About the proposal, Sinema said in a statement, “Senators in both parties have shown support for raising the federal minimum wage and the Senate should hold an open debate and amendment process on raising the minimum wage, separate from the COVID-focused reconciliation bill.”
For Sanders and the far-left, the result of the vote will be depressing to say the least. Eight members of the Democratic Caucus voting against the measure is a sign that, whilst Sanders’ socialist policies are very popular amongst his supporters, he still lacks the necessary support in Washington to get them through Congress.
The current minimum wage, $7.25, was set in 2007, though Sanders has frequently attacked it for being too low, labelling it a ‘starvation wage’. Under his proposal, the wage would have been raised to $15 per hour over 5 years. In a floor speech, Sanders said, “The reality is that the minimum wage has lost over 30 percent of its purchasing power since 1968. The minimum wage is worth a lot less now than it used to be.” The amendment he proposed would also have raised the $2.13 tipped minimum wage for waiters and bartenders (which was last changed it 1991) to $14.95 per hour over seven years.

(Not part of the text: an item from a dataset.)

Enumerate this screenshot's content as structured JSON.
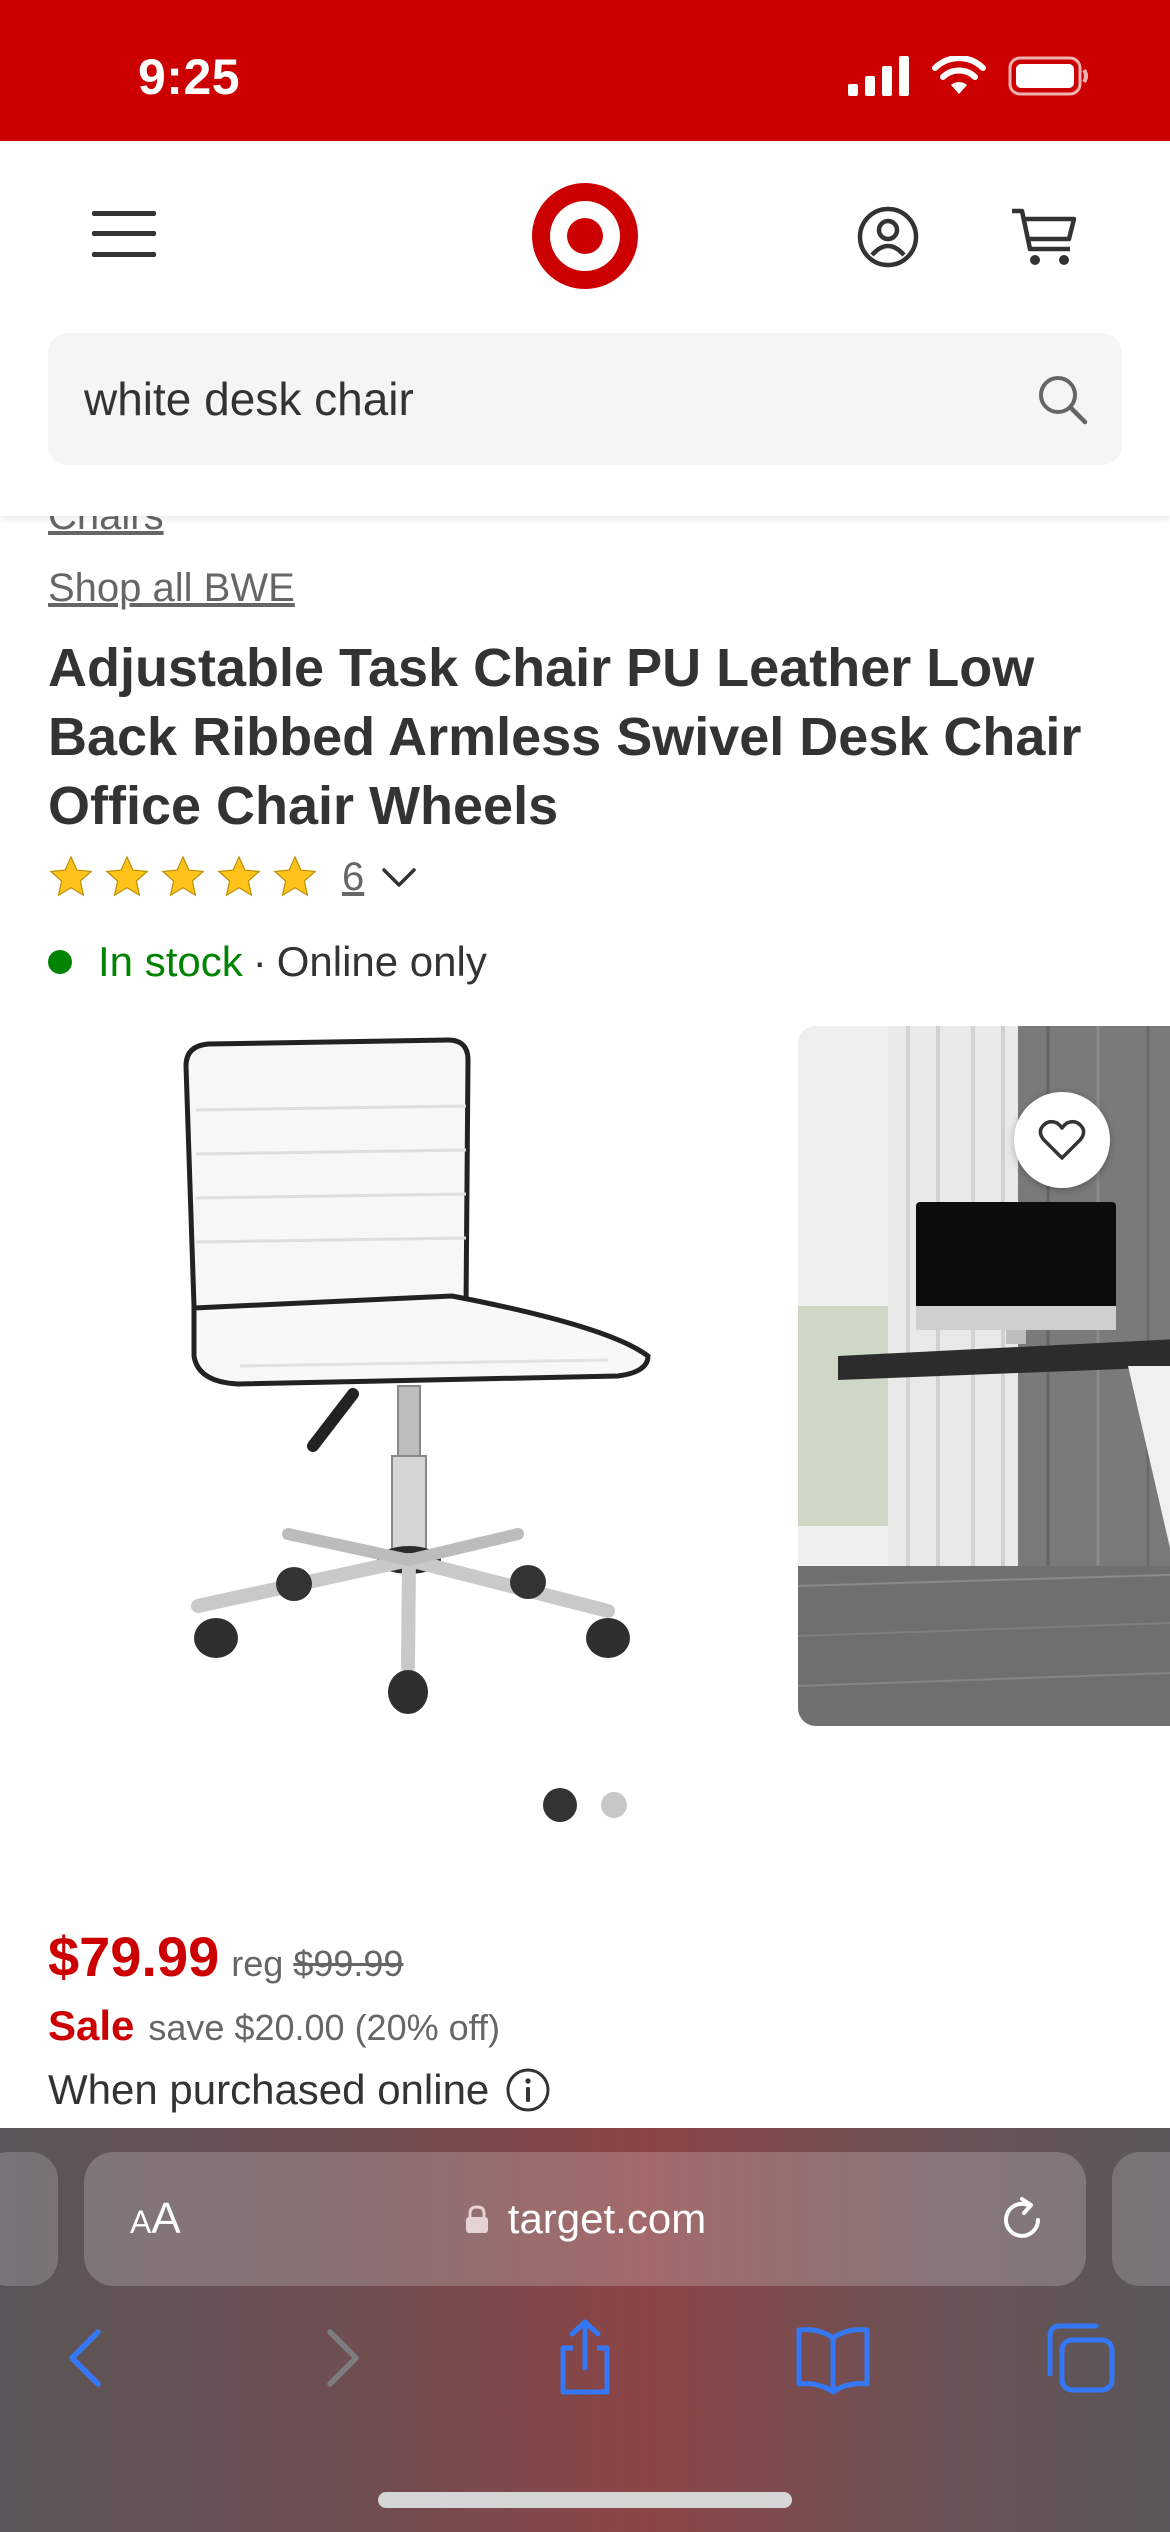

If Sanders had been successful in raising the minimum wage, it is likely it would have had mixed results. The Congressional Budget Office estimates that 900,000 people would be lifted out of poverty. However, it also estimates that the move would cost 1.4 million jobs.
Whilst it is unlikely, it isn’t unthinkable that a $15 minimum wage could gain the support of Republicans. Senator Josh Hawley (R-MO), for example, previously expressed support for a $15 federal minimum wage, but only for employees who work for a company which is worth more than $1 billion. New York City and Washington DC already have a $15 minimum wage, and some states, including California, Connecticut, Illinois, Maryland, Massachusetts, New Jersey, and new York, are gradually lifting their minimum wage to $15.